Problem requirements » The task calls for an exact copy of the records, without any images.

Information provided »
◇ ◇ ◇

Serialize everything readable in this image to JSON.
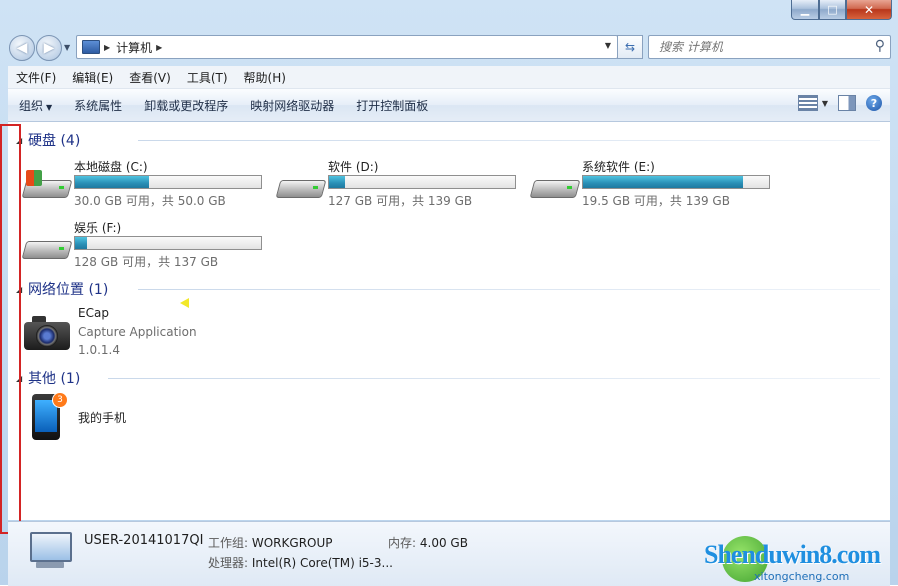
{
  "window": {
    "caption": {
      "minimize": "▁",
      "maximize": "□",
      "close": "✕"
    }
  },
  "address": {
    "path": "计算机",
    "search_placeholder": "搜索 计算机"
  },
  "menu": [
    "文件(F)",
    "编辑(E)",
    "查看(V)",
    "工具(T)",
    "帮助(H)"
  ],
  "commands": {
    "organize": "组织",
    "system_properties": "系统属性",
    "uninstall": "卸载或更改程序",
    "map_drive": "映射网络驱动器",
    "control_panel": "打开控制面板"
  },
  "groups": {
    "hard_disks": "硬盘 (4)",
    "network": "网络位置 (1)",
    "other": "其他 (1)"
  },
  "drives": [
    {
      "name": "本地磁盘 (C:)",
      "info": "30.0 GB 可用，共 50.0 GB",
      "used_fraction": 0.4,
      "icon": "windows-drive-icon"
    },
    {
      "name": "软件 (D:)",
      "info": "127 GB 可用，共 139 GB",
      "used_fraction": 0.086,
      "icon": "drive-icon"
    },
    {
      "name": "系统软件 (E:)",
      "info": "19.5 GB 可用，共 139 GB",
      "used_fraction": 0.86,
      "icon": "drive-icon"
    },
    {
      "name": "娱乐 (F:)",
      "info": "128 GB 可用，共 137 GB",
      "used_fraction": 0.066,
      "icon": "drive-icon"
    }
  ],
  "network_item": {
    "name": "ECap",
    "description": "Capture Application",
    "version": "1.0.1.4",
    "icon": "camera-icon"
  },
  "other_item": {
    "name": "我的手机",
    "badge": "3",
    "icon": "phone-icon"
  },
  "details": {
    "computer_name": "USER-20141017QI",
    "workgroup_label": "工作组:",
    "workgroup": "WORKGROUP",
    "memory_label": "内存:",
    "memory": "4.00 GB",
    "cpu_label": "处理器:",
    "cpu": "Intel(R) Core(TM) i5-3..."
  },
  "watermark": {
    "text": "Shenduwin8.com",
    "sub": "xitongcheng.com"
  }
}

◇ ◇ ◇

Response below »
Serialize everything readable in this image to JSON.
{
  "window": {
    "caption": {
      "minimize": "▁",
      "maximize": "□",
      "close": "✕"
    }
  },
  "address": {
    "path": "计算机",
    "search_placeholder": "搜索 计算机"
  },
  "menu": [
    "文件(F)",
    "编辑(E)",
    "查看(V)",
    "工具(T)",
    "帮助(H)"
  ],
  "commands": {
    "organize": "组织",
    "system_properties": "系统属性",
    "uninstall": "卸载或更改程序",
    "map_drive": "映射网络驱动器",
    "control_panel": "打开控制面板"
  },
  "groups": {
    "hard_disks": "硬盘 (4)",
    "network": "网络位置 (1)",
    "other": "其他 (1)"
  },
  "drives": [
    {
      "name": "本地磁盘 (C:)",
      "info": "30.0 GB 可用，共 50.0 GB",
      "used_fraction": 0.4,
      "icon": "windows-drive-icon"
    },
    {
      "name": "软件 (D:)",
      "info": "127 GB 可用，共 139 GB",
      "used_fraction": 0.086,
      "icon": "drive-icon"
    },
    {
      "name": "系统软件 (E:)",
      "info": "19.5 GB 可用，共 139 GB",
      "used_fraction": 0.86,
      "icon": "drive-icon"
    },
    {
      "name": "娱乐 (F:)",
      "info": "128 GB 可用，共 137 GB",
      "used_fraction": 0.066,
      "icon": "drive-icon"
    }
  ],
  "network_item": {
    "name": "ECap",
    "description": "Capture Application",
    "version": "1.0.1.4",
    "icon": "camera-icon"
  },
  "other_item": {
    "name": "我的手机",
    "badge": "3",
    "icon": "phone-icon"
  },
  "details": {
    "computer_name": "USER-20141017QI",
    "workgroup_label": "工作组:",
    "workgroup": "WORKGROUP",
    "memory_label": "内存:",
    "memory": "4.00 GB",
    "cpu_label": "处理器:",
    "cpu": "Intel(R) Core(TM) i5-3..."
  },
  "watermark": {
    "text": "Shenduwin8.com",
    "sub": "xitongcheng.com"
  }
}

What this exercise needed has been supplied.